Fit and Polish
Support for browser history has always been tricky in web applications, especially in the Ajax world ("please use my special previous arrow, not the big one you click everywhere else!"). Thankfully, GWT provides easy integration with browser history. As users navigate through their pictures, GWTFlow pushes entries onto the browser history stack. By implementing HistoryListener in the GWTFlow.java controller, the application receives notification of history events. This lets users navigate the application like a traditional website: Pushing the back button shows the previous image or dialog screen, not the previous website.
Because the URL is changing in the browser bar, a nice side effect is that bookmark support comes for free. Users returning to the site will see the exact same state of the application where they bookmarked it. Figure 4 is the completed application.
A live demo of GWTFlow and source code is available at www.adamhoughton.com/GWTFlow. Here are a few resources to help you learn more about GWT:
- The GWT homepage is at code.google.com/webtoolkit.
- The GWT team blog is available at googlewebtoolkit.blogspot.com.
- The GWT Forum is at groups.google.com/group/Google-Web-Toolkit.

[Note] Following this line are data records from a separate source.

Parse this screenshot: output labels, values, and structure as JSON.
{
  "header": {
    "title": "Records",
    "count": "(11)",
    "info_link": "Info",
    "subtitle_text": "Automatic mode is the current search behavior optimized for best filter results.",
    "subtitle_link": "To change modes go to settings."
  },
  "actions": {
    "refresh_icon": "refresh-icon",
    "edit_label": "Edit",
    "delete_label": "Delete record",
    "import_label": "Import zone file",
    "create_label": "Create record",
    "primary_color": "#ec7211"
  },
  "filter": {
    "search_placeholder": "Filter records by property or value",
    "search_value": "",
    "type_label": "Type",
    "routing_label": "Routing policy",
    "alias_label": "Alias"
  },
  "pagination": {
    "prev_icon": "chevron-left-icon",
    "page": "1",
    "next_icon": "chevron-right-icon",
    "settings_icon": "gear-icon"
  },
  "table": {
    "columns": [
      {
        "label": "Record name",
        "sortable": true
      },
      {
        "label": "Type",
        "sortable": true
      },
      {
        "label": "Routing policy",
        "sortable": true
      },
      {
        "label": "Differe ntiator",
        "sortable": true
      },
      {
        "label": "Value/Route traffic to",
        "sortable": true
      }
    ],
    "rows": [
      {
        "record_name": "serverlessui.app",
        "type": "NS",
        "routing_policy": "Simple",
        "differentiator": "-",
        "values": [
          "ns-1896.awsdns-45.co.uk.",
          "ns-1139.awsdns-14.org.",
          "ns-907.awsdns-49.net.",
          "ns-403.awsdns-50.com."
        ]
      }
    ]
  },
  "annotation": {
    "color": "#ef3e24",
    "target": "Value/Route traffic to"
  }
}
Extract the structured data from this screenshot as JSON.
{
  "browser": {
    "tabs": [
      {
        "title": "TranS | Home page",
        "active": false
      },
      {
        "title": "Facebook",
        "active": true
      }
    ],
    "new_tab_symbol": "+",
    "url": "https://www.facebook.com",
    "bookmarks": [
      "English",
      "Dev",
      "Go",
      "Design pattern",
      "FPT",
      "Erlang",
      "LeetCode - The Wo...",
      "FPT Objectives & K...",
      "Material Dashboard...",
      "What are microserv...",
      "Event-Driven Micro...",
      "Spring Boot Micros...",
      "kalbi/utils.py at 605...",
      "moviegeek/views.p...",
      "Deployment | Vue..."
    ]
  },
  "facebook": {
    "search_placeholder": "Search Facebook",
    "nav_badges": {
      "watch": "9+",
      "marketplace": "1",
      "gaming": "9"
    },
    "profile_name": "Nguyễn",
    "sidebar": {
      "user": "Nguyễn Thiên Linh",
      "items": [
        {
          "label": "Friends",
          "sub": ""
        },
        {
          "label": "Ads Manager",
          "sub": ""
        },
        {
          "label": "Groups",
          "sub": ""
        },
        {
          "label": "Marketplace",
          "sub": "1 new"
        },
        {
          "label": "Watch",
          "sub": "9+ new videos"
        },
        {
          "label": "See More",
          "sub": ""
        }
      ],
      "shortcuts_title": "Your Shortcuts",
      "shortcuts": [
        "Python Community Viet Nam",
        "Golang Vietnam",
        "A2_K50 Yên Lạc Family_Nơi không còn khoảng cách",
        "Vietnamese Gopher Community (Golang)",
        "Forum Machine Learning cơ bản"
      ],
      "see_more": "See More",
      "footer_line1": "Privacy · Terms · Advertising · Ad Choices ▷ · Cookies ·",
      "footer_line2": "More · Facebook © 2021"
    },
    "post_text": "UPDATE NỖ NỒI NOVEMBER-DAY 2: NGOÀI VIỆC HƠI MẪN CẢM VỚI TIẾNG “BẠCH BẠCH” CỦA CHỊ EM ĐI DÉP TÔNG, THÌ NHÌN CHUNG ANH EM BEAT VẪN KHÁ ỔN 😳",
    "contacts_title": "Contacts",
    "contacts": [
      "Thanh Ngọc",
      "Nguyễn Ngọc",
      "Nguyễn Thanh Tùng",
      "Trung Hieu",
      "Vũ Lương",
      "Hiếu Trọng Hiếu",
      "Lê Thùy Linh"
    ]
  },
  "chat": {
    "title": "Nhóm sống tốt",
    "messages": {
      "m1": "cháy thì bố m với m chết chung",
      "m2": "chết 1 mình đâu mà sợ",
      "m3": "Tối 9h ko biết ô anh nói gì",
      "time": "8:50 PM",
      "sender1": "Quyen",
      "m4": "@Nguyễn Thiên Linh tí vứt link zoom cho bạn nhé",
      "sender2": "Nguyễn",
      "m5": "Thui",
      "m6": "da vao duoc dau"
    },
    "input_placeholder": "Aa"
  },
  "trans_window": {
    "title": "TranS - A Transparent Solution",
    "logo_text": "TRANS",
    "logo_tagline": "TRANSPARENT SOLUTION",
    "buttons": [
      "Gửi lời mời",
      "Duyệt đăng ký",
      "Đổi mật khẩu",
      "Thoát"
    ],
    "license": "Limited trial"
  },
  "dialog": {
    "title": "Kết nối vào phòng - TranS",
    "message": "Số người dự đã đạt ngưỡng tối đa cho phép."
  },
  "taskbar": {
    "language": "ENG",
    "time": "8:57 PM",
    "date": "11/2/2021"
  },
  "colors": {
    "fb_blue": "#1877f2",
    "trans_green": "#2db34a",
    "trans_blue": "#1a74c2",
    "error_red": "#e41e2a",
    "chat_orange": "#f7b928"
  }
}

- The GWT Widget Library is at gwt-widget .sourceforge.net.
- Ed's book Google Web Toolkit: Taking the Pain Out of Ajax is available at pragmaticprogrammer.com/titles/ebgwt.
- Robert Hanson and Adam Tacy's book GWT in Action book is available at www.manning.com/hanson.
- GWT Designer is at www.instantiations.com/gwtdesigner.